**Exercise aim:**
Down to the last line, output the records below exactly.

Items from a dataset
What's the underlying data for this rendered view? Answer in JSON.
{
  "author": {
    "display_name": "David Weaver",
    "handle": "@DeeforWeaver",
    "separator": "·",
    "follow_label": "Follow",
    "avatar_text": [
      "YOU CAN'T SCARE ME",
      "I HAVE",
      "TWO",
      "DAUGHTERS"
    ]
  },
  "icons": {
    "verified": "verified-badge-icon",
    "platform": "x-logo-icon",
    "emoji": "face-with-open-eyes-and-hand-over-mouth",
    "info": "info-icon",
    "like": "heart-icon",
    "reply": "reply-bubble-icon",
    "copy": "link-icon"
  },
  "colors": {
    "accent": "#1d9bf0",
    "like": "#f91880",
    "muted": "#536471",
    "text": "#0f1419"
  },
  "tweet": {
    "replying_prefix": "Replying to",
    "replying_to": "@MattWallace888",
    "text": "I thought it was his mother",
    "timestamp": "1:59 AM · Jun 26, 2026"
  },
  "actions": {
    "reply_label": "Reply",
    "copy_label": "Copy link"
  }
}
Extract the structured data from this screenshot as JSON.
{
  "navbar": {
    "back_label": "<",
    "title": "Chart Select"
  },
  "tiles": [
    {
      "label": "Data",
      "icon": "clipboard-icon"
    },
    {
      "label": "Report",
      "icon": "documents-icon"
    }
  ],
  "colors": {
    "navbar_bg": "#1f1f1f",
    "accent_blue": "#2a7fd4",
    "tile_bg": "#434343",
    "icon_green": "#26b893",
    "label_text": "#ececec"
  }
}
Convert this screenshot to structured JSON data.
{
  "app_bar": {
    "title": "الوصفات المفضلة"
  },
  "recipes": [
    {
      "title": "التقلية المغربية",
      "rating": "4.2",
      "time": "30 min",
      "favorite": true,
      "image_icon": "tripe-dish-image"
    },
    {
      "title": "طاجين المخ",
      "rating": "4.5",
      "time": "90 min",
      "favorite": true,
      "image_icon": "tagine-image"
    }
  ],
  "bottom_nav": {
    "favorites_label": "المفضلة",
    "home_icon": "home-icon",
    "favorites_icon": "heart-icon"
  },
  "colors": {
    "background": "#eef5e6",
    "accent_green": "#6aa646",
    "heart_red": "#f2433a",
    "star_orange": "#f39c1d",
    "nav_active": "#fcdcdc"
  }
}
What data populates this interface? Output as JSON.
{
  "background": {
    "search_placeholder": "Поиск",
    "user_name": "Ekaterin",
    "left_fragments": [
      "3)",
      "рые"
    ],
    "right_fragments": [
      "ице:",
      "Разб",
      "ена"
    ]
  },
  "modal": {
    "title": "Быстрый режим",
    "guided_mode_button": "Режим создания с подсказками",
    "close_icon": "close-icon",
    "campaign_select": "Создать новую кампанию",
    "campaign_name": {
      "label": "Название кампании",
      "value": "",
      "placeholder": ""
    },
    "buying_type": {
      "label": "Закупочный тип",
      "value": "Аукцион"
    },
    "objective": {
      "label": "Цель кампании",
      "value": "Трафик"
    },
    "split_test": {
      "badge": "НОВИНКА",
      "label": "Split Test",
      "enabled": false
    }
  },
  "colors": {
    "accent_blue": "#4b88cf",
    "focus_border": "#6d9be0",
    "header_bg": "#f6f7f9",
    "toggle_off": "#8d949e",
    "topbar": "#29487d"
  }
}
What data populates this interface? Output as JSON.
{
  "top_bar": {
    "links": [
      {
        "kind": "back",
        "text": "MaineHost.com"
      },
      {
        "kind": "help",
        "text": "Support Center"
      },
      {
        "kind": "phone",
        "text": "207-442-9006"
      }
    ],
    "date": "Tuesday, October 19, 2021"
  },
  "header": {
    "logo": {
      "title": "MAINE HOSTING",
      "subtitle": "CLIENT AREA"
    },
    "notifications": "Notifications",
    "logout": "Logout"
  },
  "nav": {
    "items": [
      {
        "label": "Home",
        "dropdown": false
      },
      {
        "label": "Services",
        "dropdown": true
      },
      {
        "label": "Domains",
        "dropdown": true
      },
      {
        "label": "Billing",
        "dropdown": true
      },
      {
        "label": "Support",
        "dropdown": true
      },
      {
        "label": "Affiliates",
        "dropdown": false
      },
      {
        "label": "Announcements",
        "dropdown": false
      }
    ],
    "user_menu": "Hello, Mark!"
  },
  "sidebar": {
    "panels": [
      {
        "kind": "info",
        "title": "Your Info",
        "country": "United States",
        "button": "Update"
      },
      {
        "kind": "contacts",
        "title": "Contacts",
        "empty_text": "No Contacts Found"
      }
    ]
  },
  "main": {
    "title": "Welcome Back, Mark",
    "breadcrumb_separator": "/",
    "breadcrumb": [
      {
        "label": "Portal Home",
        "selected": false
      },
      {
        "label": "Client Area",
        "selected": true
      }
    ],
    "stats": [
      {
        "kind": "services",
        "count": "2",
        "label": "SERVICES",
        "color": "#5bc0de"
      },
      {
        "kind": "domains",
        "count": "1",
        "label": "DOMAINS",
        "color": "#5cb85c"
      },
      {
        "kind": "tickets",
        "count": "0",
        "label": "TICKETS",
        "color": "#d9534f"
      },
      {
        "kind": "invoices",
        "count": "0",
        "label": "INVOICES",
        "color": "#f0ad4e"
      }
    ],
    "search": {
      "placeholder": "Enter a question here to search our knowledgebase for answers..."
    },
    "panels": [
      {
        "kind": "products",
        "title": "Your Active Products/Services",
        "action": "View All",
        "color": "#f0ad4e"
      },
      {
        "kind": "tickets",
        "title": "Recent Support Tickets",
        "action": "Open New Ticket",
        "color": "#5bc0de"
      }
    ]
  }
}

**Reply to the task:**
What's the underlying data for this rendered view? Answer in JSON.
{
  "author": {
    "display_name": "David Weaver",
    "handle": "@DeeforWeaver",
    "separator": "·",
    "follow_label": "Follow",
    "avatar_text": [
      "YOU CAN'T SCARE ME",
      "I HAVE",
      "TWO",
      "DAUGHTERS"
    ]
  },
  "icons": {
    "verified": "verified-badge-icon",
    "platform": "x-logo-icon",
    "emoji": "face-with-open-eyes-and-hand-over-mouth",
    "info": "info-icon",
    "like": "heart-icon",
    "reply": "reply-bubble-icon",
    "copy": "link-icon"
  },
  "colors": {
    "accent": "#1d9bf0",
    "like": "#f91880",
    "muted": "#536471",
    "text": "#0f1419"
  },
  "tweet": {
    "replying_prefix": "Replying to",
    "replying_to": "@MattWallace888",
    "text": "I thought it was his mother",
    "timestamp": "1:59 AM · Jun 26, 2026"
  },
  "actions": {
    "reply_label": "Reply",
    "copy_label": "Copy link"
  }
}
Extract the structured data from this screenshot as JSON.
{
  "navbar": {
    "back_label": "<",
    "title": "Chart Select"
  },
  "tiles": [
    {
      "label": "Data",
      "icon": "clipboard-icon"
    },
    {
      "label": "Report",
      "icon": "documents-icon"
    }
  ],
  "colors": {
    "navbar_bg": "#1f1f1f",
    "accent_blue": "#2a7fd4",
    "tile_bg": "#434343",
    "icon_green": "#26b893",
    "label_text": "#ececec"
  }
}
Convert this screenshot to structured JSON data.
{
  "app_bar": {
    "title": "الوصفات المفضلة"
  },
  "recipes": [
    {
      "title": "التقلية المغربية",
      "rating": "4.2",
      "time": "30 min",
      "favorite": true,
      "image_icon": "tripe-dish-image"
    },
    {
      "title": "طاجين المخ",
      "rating": "4.5",
      "time": "90 min",
      "favorite": true,
      "image_icon": "tagine-image"
    }
  ],
  "bottom_nav": {
    "favorites_label": "المفضلة",
    "home_icon": "home-icon",
    "favorites_icon": "heart-icon"
  },
  "colors": {
    "background": "#eef5e6",
    "accent_green": "#6aa646",
    "heart_red": "#f2433a",
    "star_orange": "#f39c1d",
    "nav_active": "#fcdcdc"
  }
}
What data populates this interface? Output as JSON.
{
  "background": {
    "search_placeholder": "Поиск",
    "user_name": "Ekaterin",
    "left_fragments": [
      "3)",
      "рые"
    ],
    "right_fragments": [
      "ице:",
      "Разб",
      "ена"
    ]
  },
  "modal": {
    "title": "Быстрый режим",
    "guided_mode_button": "Режим создания с подсказками",
    "close_icon": "close-icon",
    "campaign_select": "Создать новую кампанию",
    "campaign_name": {
      "label": "Название кампании",
      "value": "",
      "placeholder": ""
    },
    "buying_type": {
      "label": "Закупочный тип",
      "value": "Аукцион"
    },
    "objective": {
      "label": "Цель кампании",
      "value": "Трафик"
    },
    "split_test": {
      "badge": "НОВИНКА",
      "label": "Split Test",
      "enabled": false
    }
  },
  "colors": {
    "accent_blue": "#4b88cf",
    "focus_border": "#6d9be0",
    "header_bg": "#f6f7f9",
    "toggle_off": "#8d949e",
    "topbar": "#29487d"
  }
}
What data populates this interface? Output as JSON.
{
  "top_bar": {
    "links": [
      {
        "kind": "back",
        "text": "MaineHost.com"
      },
      {
        "kind": "help",
        "text": "Support Center"
      },
      {
        "kind": "phone",
        "text": "207-442-9006"
      }
    ],
    "date": "Tuesday, October 19, 2021"
  },
  "header": {
    "logo": {
      "title": "MAINE HOSTING",
      "subtitle": "CLIENT AREA"
    },
    "notifications": "Notifications",
    "logout": "Logout"
  },
  "nav": {
    "items": [
      {
        "label": "Home",
        "dropdown": false
      },
      {
        "label": "Services",
        "dropdown": true
      },
      {
        "label": "Domains",
        "dropdown": true
      },
      {
        "label": "Billing",
        "dropdown": true
      },
      {
        "label": "Support",
        "dropdown": true
      },
      {
        "label": "Affiliates",
        "dropdown": false
      },
      {
        "label": "Announcements",
        "dropdown": false
      }
    ],
    "user_menu": "Hello, Mark!"
  },
  "sidebar": {
    "panels": [
      {
        "kind": "info",
        "title": "Your Info",
        "country": "United States",
        "button": "Update"
      },
      {
        "kind": "contacts",
        "title": "Contacts",
        "empty_text": "No Contacts Found"
      }
    ]
  },
  "main": {
    "title": "Welcome Back, Mark",
    "breadcrumb_separator": "/",
    "breadcrumb": [
      {
        "label": "Portal Home",
        "selected": false
      },
      {
        "label": "Client Area",
        "selected": true
      }
    ],
    "stats": [
      {
        "kind": "services",
        "count": "2",
        "label": "SERVICES",
        "color": "#5bc0de"
      },
      {
        "kind": "domains",
        "count": "1",
        "label": "DOMAINS",
        "color": "#5cb85c"
      },
      {
        "kind": "tickets",
        "count": "0",
        "label": "TICKETS",
        "color": "#d9534f"
      },
      {
        "kind": "invoices",
        "count": "0",
        "label": "INVOICES",
        "color": "#f0ad4e"
      }
    ],
    "search": {
      "placeholder": "Enter a question here to search our knowledgebase for answers..."
    },
    "panels": [
      {
        "kind": "products",
        "title": "Your Active Products/Services",
        "action": "View All",
        "color": "#f0ad4e"
      },
      {
        "kind": "tickets",
        "title": "Recent Support Tickets",
        "action": "Open New Ticket",
        "color": "#5bc0de"
      }
    ]
  }
}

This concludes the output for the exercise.